Singing From the Well, by Reinaldo Arenas. Translated by Andrew Hurley. Viking Press. 186 pp. $16.95. Reinaldo Arenas belongs to the young generation of Cuban writers who left their native land fairly recently. He came to the United States on the Mariel boatlift and now lives in New York City, where he edits a journal of Cuban literature appropriately called Mariel.

The writing of Arenas comes from that strain of contemporary Cuban narrative and poetry characterized by an intensely baroque and lyrical style, in which the language itself appears to take precedence over plot as the essential element. Among others, Alejo Carpentier, Guillermo Cabrera Infante, and most particularly Jos'e Lezama Lima have written in this baroque idiom.

``Allucination,'' an earlier book of Arenas, uses a phantasmagorical and poetical style that he continues in ``Singing From the Well.''

Recommended: Default

This book concerns the encounter, or inner dialogue, of a child with his own imagination. The relationships of the child with those closest to him are revealed through his eyes: his mother, perceived as both cruel and enchanting; aunts seen as witches; and most important a cousin, Celestino, described as an eccentric poet who writes poems on the trunks of trees.

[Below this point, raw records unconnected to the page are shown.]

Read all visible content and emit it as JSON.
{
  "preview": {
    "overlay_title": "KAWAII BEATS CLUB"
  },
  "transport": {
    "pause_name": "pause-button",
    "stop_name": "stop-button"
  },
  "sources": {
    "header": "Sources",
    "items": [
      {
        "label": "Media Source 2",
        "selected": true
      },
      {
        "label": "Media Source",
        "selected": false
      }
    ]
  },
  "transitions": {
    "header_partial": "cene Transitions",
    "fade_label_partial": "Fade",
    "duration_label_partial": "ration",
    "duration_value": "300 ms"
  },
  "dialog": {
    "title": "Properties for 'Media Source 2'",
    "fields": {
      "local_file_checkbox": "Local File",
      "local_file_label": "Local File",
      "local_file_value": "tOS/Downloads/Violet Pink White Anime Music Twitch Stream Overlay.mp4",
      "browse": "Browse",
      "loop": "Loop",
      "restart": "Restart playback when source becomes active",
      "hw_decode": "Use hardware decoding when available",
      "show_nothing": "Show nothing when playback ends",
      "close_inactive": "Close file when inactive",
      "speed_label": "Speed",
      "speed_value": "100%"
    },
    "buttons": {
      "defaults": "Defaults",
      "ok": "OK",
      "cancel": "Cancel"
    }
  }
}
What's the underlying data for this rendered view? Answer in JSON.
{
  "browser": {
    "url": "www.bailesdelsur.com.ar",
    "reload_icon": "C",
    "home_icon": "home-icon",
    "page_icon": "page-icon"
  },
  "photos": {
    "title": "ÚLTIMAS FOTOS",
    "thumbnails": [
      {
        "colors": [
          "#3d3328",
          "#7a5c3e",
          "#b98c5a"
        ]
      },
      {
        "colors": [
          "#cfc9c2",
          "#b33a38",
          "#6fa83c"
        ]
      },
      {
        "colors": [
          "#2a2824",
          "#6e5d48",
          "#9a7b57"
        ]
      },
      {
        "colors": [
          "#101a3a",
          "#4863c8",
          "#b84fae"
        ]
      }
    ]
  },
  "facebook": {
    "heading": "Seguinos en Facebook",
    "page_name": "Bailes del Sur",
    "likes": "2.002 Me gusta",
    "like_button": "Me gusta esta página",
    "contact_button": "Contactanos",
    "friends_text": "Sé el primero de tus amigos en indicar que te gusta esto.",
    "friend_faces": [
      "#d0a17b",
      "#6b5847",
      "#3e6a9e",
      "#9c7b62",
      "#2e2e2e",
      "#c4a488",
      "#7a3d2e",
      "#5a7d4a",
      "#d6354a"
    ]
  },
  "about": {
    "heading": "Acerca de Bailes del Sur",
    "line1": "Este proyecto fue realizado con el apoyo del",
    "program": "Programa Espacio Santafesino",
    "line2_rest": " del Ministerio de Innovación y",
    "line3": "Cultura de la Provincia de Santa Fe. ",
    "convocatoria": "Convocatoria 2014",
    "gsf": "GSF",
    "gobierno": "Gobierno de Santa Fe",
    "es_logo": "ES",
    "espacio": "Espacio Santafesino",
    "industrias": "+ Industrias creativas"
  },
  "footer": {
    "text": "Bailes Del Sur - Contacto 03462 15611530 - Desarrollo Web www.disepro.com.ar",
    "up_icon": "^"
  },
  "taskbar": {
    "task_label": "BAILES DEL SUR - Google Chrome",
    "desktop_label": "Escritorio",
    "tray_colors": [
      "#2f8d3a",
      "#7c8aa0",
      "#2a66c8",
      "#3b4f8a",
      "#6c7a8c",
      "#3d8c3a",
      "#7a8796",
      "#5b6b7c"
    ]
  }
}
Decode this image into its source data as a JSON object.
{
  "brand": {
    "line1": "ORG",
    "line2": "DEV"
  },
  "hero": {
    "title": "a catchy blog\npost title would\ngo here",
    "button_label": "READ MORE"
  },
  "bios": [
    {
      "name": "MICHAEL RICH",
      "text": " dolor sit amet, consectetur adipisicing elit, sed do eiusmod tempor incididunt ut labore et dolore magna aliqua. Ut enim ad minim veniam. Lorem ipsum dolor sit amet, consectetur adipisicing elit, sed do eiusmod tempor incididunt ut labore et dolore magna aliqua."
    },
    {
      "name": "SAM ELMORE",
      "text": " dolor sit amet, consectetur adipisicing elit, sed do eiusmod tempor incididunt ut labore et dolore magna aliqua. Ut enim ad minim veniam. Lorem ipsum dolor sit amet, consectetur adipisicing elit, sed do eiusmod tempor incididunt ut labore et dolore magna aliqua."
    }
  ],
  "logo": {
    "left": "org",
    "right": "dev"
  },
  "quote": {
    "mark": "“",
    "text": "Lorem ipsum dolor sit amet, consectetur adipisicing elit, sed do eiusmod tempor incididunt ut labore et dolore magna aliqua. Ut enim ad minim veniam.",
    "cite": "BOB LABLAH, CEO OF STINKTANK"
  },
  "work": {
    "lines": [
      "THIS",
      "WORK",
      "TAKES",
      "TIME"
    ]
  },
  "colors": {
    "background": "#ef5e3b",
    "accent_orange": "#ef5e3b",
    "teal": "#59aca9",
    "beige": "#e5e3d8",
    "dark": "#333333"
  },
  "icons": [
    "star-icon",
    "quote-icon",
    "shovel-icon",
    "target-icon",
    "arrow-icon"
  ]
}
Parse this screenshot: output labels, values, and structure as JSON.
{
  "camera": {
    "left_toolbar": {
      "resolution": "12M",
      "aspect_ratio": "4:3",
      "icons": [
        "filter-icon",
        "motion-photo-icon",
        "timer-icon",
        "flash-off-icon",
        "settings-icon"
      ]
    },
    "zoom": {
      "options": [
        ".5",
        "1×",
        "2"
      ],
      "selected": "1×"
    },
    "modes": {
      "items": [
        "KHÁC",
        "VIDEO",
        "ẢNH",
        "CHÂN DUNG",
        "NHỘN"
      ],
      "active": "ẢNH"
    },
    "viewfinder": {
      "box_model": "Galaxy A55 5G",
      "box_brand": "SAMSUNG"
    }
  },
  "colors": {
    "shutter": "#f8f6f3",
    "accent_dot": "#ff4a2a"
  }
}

There is very little plot, or action, in the conventional meaning of the term in ``Singing From the Well.'' There are radiant descriptions of the small Cuban village where the child lives, but the real description is of the child's interior landscape. The reality, or realities, in this book consist of a harsh mother, a strict disciplinarian, and the ruses invented by her sensitive, imaginative child, regarded as ``queer'' by most, to escape to a more perfect existence.

``Singing From the Well'' is indeed a book that is more sung than told, and gives readers a vision of a different Cuba, a more eternal Cuba, an almost mythical, enchanted island, with its rich conglomeration of races, cultures, and religions, where, as in true fairy tale fashion, there is both evil and good to contend with. With this book, Arenas joins an illustrious group of Cuban writers.

Share this story:

We want to hear, did we miss an angle we should have covered? Should we come back to this topic? Or just give us a rating for this story. We want to hear from you.

Loading...

Loading...

Loading...